• [MATERIAL FOR THE TASK]
_ _ _ _ _

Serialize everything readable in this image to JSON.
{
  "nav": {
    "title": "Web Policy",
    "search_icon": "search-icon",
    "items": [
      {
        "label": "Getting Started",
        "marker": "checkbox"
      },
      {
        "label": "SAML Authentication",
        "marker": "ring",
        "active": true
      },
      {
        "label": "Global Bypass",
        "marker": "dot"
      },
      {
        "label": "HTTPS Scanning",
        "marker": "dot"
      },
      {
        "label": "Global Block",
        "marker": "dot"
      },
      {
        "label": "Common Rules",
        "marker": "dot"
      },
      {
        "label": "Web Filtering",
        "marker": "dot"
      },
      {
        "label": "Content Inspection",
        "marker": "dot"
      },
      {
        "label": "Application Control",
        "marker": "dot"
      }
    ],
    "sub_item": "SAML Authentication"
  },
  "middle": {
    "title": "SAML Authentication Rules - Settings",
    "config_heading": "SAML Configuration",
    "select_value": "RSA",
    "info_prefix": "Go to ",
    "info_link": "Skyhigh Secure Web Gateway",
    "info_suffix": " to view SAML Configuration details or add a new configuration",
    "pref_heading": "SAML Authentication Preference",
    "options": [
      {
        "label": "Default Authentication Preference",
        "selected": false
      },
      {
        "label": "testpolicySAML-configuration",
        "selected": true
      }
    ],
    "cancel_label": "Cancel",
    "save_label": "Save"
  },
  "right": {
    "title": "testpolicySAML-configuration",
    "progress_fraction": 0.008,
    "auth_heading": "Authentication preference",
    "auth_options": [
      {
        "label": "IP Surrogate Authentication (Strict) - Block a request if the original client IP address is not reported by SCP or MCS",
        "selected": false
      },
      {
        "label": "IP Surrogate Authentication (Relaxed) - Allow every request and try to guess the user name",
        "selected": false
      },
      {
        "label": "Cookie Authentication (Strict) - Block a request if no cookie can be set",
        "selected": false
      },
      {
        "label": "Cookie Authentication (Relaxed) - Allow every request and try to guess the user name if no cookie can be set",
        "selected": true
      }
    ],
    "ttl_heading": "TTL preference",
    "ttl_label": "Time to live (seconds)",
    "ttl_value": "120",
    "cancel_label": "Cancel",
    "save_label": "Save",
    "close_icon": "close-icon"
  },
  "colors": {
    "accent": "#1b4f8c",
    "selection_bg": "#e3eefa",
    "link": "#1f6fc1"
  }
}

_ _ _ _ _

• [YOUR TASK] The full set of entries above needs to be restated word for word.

• [WRITTEN SOLUTION]
Serialize everything readable in this image to JSON.
{
  "nav": {
    "title": "Web Policy",
    "search_icon": "search-icon",
    "items": [
      {
        "label": "Getting Started",
        "marker": "checkbox"
      },
      {
        "label": "SAML Authentication",
        "marker": "ring",
        "active": true
      },
      {
        "label": "Global Bypass",
        "marker": "dot"
      },
      {
        "label": "HTTPS Scanning",
        "marker": "dot"
      },
      {
        "label": "Global Block",
        "marker": "dot"
      },
      {
        "label": "Common Rules",
        "marker": "dot"
      },
      {
        "label": "Web Filtering",
        "marker": "dot"
      },
      {
        "label": "Content Inspection",
        "marker": "dot"
      },
      {
        "label": "Application Control",
        "marker": "dot"
      }
    ],
    "sub_item": "SAML Authentication"
  },
  "middle": {
    "title": "SAML Authentication Rules - Settings",
    "config_heading": "SAML Configuration",
    "select_value": "RSA",
    "info_prefix": "Go to ",
    "info_link": "Skyhigh Secure Web Gateway",
    "info_suffix": " to view SAML Configuration details or add a new configuration",
    "pref_heading": "SAML Authentication Preference",
    "options": [
      {
        "label": "Default Authentication Preference",
        "selected": false
      },
      {
        "label": "testpolicySAML-configuration",
        "selected": true
      }
    ],
    "cancel_label": "Cancel",
    "save_label": "Save"
  },
  "right": {
    "title": "testpolicySAML-configuration",
    "progress_fraction": 0.008,
    "auth_heading": "Authentication preference",
    "auth_options": [
      {
        "label": "IP Surrogate Authentication (Strict) - Block a request if the original client IP address is not reported by SCP or MCS",
        "selected": false
      },
      {
        "label": "IP Surrogate Authentication (Relaxed) - Allow every request and try to guess the user name",
        "selected": false
      },
      {
        "label": "Cookie Authentication (Strict) - Block a request if no cookie can be set",
        "selected": false
      },
      {
        "label": "Cookie Authentication (Relaxed) - Allow every request and try to guess the user name if no cookie can be set",
        "selected": true
      }
    ],
    "ttl_heading": "TTL preference",
    "ttl_label": "Time to live (seconds)",
    "ttl_value": "120",
    "cancel_label": "Cancel",
    "save_label": "Save",
    "close_icon": "close-icon"
  },
  "colors": {
    "accent": "#1b4f8c",
    "selection_bg": "#e3eefa",
    "link": "#1f6fc1"
  }
}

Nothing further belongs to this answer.